There is also pressure to get all countries to pledge to cut emissions, but the scientists have found this wouldn’t make enough of a difference in terms of curbing warming.
“Our analysis shows that it’s not the number of governments making pledges that will make the difference here, it’s the size of the pledges already on the table. We’re not facing a ‘participation gap’ here – it’s an ambition gap,” said Niklas Höhne, Director of Energy and Climate Policy at Ecofys.
Meanwhile, it seems that a number of countries have been playing with numbers – in particular Canada (page 10 of briefing).
The CAT analysis of Canada’s latest “Emissions Trends Report” has found that, in a number of different ways, the statistics presented by the Canadian Government don’t add up to the claims it has made and that a number of open questions remain unanswered.
- While the Government claims that Canada is “halfway” toward meeting its pledge, the figures show that it’s actually only one third of the way there compared to current emissions levels.

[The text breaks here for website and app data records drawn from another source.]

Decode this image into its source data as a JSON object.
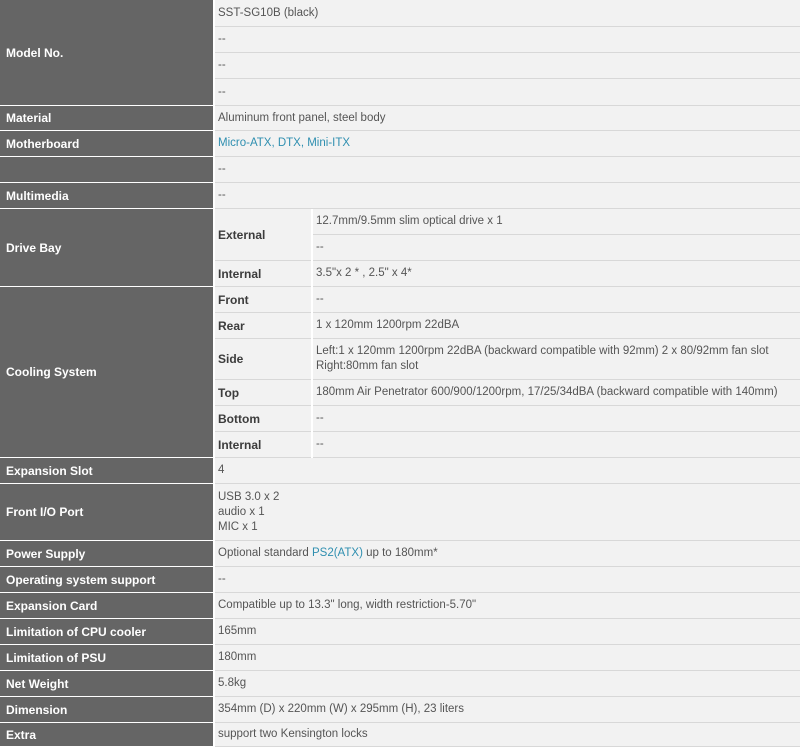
{
  "model": {
    "label": "Model No.",
    "values": [
      "SST-SG10B (black)",
      "--",
      "--",
      "--"
    ]
  },
  "material": {
    "label": "Material",
    "value": "Aluminum front panel, steel body"
  },
  "motherboard": {
    "label": "Motherboard",
    "link_text": "Micro-ATX, DTX, Mini-ITX",
    "extra": "--"
  },
  "multimedia": {
    "label": "Multimedia",
    "value": "--"
  },
  "drive_bay": {
    "label": "Drive Bay",
    "external": {
      "label": "External",
      "values": [
        "12.7mm/9.5mm slim optical drive x 1",
        "--"
      ]
    },
    "internal": {
      "label": "Internal",
      "value": "3.5\"x 2 * , 2.5\" x 4*"
    }
  },
  "cooling": {
    "label": "Cooling System",
    "front": {
      "label": "Front",
      "value": "--"
    },
    "rear": {
      "label": "Rear",
      "value": "1 x 120mm 1200rpm 22dBA"
    },
    "side": {
      "label": "Side",
      "line1": "Left:1 x 120mm 1200rpm 22dBA (backward compatible with 92mm) 2 x 80/92mm fan slot",
      "line2": "Right:80mm fan slot"
    },
    "top": {
      "label": "Top",
      "value": "180mm Air Penetrator 600/900/1200rpm, 17/25/34dBA (backward compatible with 140mm)"
    },
    "bottom": {
      "label": "Bottom",
      "value": "--"
    },
    "internal": {
      "label": "Internal",
      "value": "--"
    }
  },
  "expansion_slot": {
    "label": "Expansion Slot",
    "value": "4"
  },
  "front_io": {
    "label": "Front I/O Port",
    "lines": [
      "USB 3.0 x 2",
      "audio x 1",
      "MIC x 1"
    ]
  },
  "power_supply": {
    "label": "Power Supply",
    "prefix": "Optional standard ",
    "link_text": "PS2(ATX)",
    "suffix": " up to 180mm*"
  },
  "os_support": {
    "label": "Operating system support",
    "value": "--"
  },
  "expansion_card": {
    "label": "Expansion Card",
    "value": "Compatible up to 13.3\" long, width restriction-5.70\""
  },
  "cpu_cooler": {
    "label": "Limitation of CPU cooler",
    "value": "165mm"
  },
  "psu_limit": {
    "label": "Limitation of PSU",
    "value": "180mm"
  },
  "net_weight": {
    "label": "Net Weight",
    "value": "5.8kg"
  },
  "dimension": {
    "label": "Dimension",
    "value": "354mm (D) x 220mm (W) x 295mm (H), 23 liters"
  },
  "extra": {
    "label": "Extra",
    "value": "support two Kensington locks"
  }
}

- Canada has started factoring in LULUCF (Land use, land use change and forestry) to its emissions projections. They do however not provide full clarity on which accounting rules they are going to use in the future, leaving huge uncertainty.
- Canada has been using current data and measuring it against old projections, which makes its data look better, but does nothing for the climate.
- It has also begun using a methodology previously only used by developing countries: measuring against Business as Usual (BAU) projections. But it uses old BAU projections, but even then its pledge is only equal to Mexico’s pledge, with Brazil doing better.